Hands clasped in front of her, wearing only a ragged cloth around her waist, she told of being abducted by the guerrillas. She said they forced her to grow food for them by day and sleep with them at night--and beat her if she refused.
The government refuses to negotiate with the guerrillas.
"Do you want us to have discussions on the number of children who will be killed, the number of villages to be sacked?" Foreign Minister Pascoal Mocumbi was quoted as saying in a recent interview in Paris.
Both sides claim to control most of Mozambique's territory.
Western experts say few towns actually are administered by the guerrillas, but one added: "If you consider the territory where the government can't go without fighting their way in, it's enormous."
African leaders often compare Mozambique's guerrillas to the UNITA rebels fighting the Marxist government in Angola, another former Portuguese colony. Western officials say that UNITA, unlike the Mozambican insurgents, has popular support in the large areas it administers in Angola and espouses a legitimate political program.
Britain trains some Mozambican officers, and military aid is being sought from other Western countries to complement supplies from the Soviet Bloc. Western officials say a victory on the battlefield is unlikely and believe that negotiations of some sort are inevitable.

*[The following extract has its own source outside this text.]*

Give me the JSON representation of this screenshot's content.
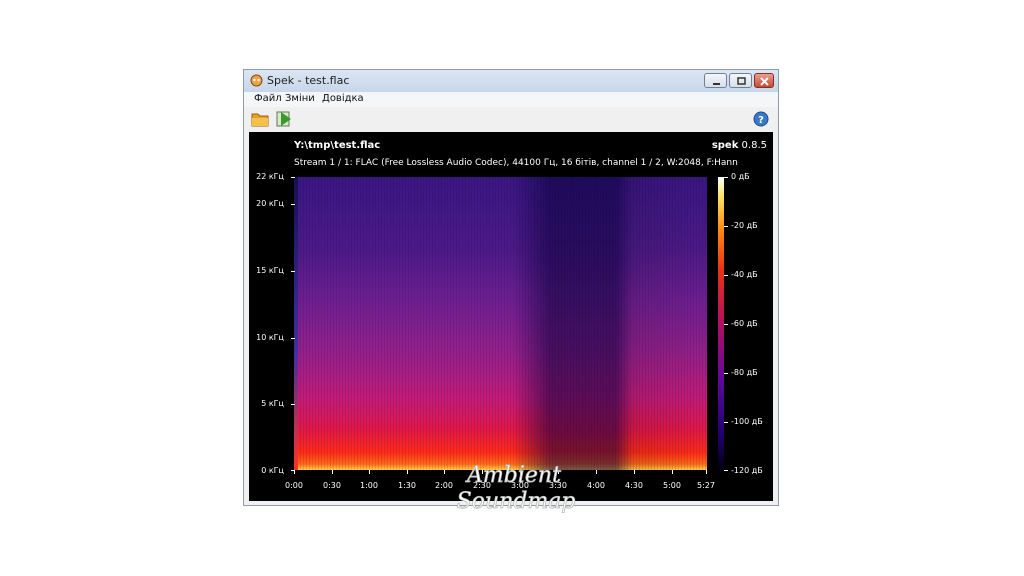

Estimates of the guerrillas' strength range from 10,000 to 20,000, contrasted with about 25,000 regular government troops and a larger part-time militia.
Three neighboring countries--Zimbabwe, Malawi and Tanzania--deploy troops in Mozambique, primarily to help defend rail lines that link landlocked Zimbabwe and Malawi to Mozambican ports. Security for these lines would reduce the region's dependence on South African transport routes.
Despite the array of problems, the government wins high praise on several counts. Clergymen say that harassment of churches has been virtually eliminated, relief agencies report good cooperation from the bureaucracy, and diplomats commend the policies pursued by President Joachim Chissano in the year since his predecessor, Samora Machel, died in a plane crash.
An economic recovery program adopted in January, prior to an agreement with the Washington-based International Monetary Fund, has boosted agricultural and industrial production after five years of declines. Confidence in the local currency, the metical, has grown after devaluations totaling 925%.
Price Controls Lifted
Stores in Maputo, empty a year ago, are now relatively well-stocked. Once-forlorn marketplaces overflow with fresh produce, much of it grown by private farmers no longer bound by price controls.
Although most of Maputo's 1 million residents live in shanties, the capital is an oasis from the deprivation elsewhere.
The United Nations Children's Fund (UNICEF) estimates that one of every three Mozambican children dies before age 5, largely because of war-aggravated health and nutrition problems in rural areas.
Prakash Ratilal, a government minister assigned to coordinate relief efforts, said that 200,000 children have been orphaned or separated from their parents.
Normal Life Impossible
The Rev. Vincent Bailey, a Roman Catholic priest from Scotland who runs a seminary in Maputo, said many families find normal life impossible.
"A girl who has been studying in Portugal came back to visit her family near Nampula (a northern city). They spent the nights in the bush because they were afraid the house would be attacked," Bailey said. "That kind of tension and terror leaves people rootless and defenseless."